Vaccination of our dogs and cats is no different. For years owners have had drummed into them that the only way to protect your dog and cat from the 'bad stuff' is to vaccinate and vaccinate and vaccinate and just keep on keeping on vaccinating every year maybe even every half year.

All this vaccinating was based on the recommendations of the drug company that made the vaccine.

Pretty funny really when you think about it; the drug company has a vested interest to keep the share holder happy; our pets are not the number one factor in the eyes of these big businesses. There has been a constant and somewhat quiet determination by the vets to give up the regualr income that annual vaccinations bring in. However the overwhelming clinical data can not be ignored forever, the pressure from informed pet owners can not be ignored.
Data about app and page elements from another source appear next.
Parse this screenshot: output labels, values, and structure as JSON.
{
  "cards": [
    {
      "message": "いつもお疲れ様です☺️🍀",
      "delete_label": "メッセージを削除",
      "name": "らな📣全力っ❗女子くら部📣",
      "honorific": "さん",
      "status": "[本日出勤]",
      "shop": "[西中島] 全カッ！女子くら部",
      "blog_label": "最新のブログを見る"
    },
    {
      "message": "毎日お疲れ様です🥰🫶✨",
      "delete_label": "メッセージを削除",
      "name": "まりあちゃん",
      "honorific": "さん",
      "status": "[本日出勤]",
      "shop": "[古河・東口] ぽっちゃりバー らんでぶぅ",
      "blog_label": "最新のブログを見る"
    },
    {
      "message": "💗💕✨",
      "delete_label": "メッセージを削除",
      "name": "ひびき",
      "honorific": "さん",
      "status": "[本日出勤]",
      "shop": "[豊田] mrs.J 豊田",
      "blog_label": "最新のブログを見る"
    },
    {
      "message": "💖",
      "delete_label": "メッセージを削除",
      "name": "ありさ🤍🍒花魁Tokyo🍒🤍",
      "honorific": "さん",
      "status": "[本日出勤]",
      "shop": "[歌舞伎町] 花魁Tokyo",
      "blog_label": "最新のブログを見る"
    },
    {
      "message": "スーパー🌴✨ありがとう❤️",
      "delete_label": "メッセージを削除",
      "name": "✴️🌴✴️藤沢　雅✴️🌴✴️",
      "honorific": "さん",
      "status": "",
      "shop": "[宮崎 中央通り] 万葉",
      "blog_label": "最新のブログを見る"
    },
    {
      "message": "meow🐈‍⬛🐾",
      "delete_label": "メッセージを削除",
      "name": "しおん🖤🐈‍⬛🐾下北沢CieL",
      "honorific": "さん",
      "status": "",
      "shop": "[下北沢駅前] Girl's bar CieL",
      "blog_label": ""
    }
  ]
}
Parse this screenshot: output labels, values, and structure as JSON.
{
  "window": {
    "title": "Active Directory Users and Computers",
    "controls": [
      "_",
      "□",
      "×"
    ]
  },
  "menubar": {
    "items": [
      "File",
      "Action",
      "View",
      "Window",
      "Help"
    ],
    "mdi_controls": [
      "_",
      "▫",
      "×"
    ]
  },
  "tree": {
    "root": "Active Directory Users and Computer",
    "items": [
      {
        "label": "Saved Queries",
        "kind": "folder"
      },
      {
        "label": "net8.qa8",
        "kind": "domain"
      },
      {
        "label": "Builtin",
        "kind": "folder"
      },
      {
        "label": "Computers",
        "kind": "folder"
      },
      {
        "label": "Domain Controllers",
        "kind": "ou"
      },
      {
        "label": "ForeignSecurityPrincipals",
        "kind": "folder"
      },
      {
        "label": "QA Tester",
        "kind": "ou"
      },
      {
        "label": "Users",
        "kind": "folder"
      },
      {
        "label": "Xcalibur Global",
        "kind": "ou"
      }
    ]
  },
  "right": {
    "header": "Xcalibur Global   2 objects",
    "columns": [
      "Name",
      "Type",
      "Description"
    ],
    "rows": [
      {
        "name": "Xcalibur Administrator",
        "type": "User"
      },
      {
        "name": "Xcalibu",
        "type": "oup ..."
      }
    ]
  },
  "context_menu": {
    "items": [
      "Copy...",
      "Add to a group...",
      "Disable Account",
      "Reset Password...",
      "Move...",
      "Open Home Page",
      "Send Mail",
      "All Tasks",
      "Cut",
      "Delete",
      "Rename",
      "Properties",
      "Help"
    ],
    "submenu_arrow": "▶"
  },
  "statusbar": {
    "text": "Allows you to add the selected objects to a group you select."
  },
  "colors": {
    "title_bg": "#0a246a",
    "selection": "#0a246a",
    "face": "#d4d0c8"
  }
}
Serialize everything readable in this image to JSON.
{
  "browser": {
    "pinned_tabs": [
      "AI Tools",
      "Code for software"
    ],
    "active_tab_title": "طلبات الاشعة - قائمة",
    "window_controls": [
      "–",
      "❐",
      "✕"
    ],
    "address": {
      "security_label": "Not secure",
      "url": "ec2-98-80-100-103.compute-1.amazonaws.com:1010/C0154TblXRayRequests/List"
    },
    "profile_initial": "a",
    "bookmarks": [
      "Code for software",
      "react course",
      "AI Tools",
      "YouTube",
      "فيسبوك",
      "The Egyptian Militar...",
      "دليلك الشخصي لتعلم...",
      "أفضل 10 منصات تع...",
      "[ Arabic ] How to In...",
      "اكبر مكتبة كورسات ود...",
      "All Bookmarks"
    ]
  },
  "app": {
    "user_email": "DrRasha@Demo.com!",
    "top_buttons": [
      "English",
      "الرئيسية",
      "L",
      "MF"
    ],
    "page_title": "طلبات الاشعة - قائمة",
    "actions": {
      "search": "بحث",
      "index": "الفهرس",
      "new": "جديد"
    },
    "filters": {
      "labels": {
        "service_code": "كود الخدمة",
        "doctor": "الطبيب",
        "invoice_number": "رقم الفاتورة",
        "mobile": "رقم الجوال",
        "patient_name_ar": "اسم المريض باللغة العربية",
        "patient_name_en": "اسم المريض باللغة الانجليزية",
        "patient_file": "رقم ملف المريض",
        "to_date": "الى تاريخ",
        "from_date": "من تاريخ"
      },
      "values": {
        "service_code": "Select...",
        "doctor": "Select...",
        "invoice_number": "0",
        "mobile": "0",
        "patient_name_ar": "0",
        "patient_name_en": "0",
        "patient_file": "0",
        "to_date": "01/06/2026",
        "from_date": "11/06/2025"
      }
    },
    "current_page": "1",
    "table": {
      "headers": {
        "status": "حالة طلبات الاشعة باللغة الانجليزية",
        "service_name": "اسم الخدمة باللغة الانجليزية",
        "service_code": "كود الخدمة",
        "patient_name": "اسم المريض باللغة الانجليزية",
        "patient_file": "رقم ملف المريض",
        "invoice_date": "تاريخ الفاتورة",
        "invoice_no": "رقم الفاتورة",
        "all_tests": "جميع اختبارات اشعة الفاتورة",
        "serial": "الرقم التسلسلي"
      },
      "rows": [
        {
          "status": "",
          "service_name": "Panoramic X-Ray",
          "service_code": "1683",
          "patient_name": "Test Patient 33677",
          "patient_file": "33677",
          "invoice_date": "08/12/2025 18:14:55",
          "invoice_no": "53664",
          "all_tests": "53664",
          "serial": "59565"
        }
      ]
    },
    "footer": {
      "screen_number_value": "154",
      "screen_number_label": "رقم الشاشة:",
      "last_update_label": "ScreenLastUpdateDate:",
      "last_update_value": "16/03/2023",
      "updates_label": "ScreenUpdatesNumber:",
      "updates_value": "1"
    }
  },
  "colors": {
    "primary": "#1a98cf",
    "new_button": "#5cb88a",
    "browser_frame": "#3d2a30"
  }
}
This has meant a change has been a long time coming to Australia.

America lead the way through determined pressure of growing clinical research from dedicated two dedicated professional; Dr W. Jean Dodds and Dr Ronald Schultz, in changes to vaccination protocols for dogs and cats.

June 2009 saw the AVA finally release a vaccination policy and The Australian Pesticides and Veterinary Medicines Authority released there own position statement.

Seek and you will find.

Be informed and stay informed.

Do not allow anyone to pull the wool over your eyes your pet is counting on you to make the right decisions, don't let your pet down.

Vaccination of dogs and cats Policy
Vaccination protocols should be determined within a veterinarian–client–patient relationship, based on attributes such as duration of immunity of available vaccines and an individual animal’s requirements.


Position Statement - Vaccination Protocols For Dogs And Cats
Vaccination plays an important role in maintaining the health and well-being of animals.  The introduction of modified live vaccines has greatly reduced the incidence of several canine and feline diseases that are often fatal.  Vaccines that protect animals from severe, life-threatening diseases that have world-wide distribution are generally referred to as core vaccines.  Non-core vaccines are required by only those animals that are at risk from those specific diseases, due to their geographic location, local environment or lifestyle.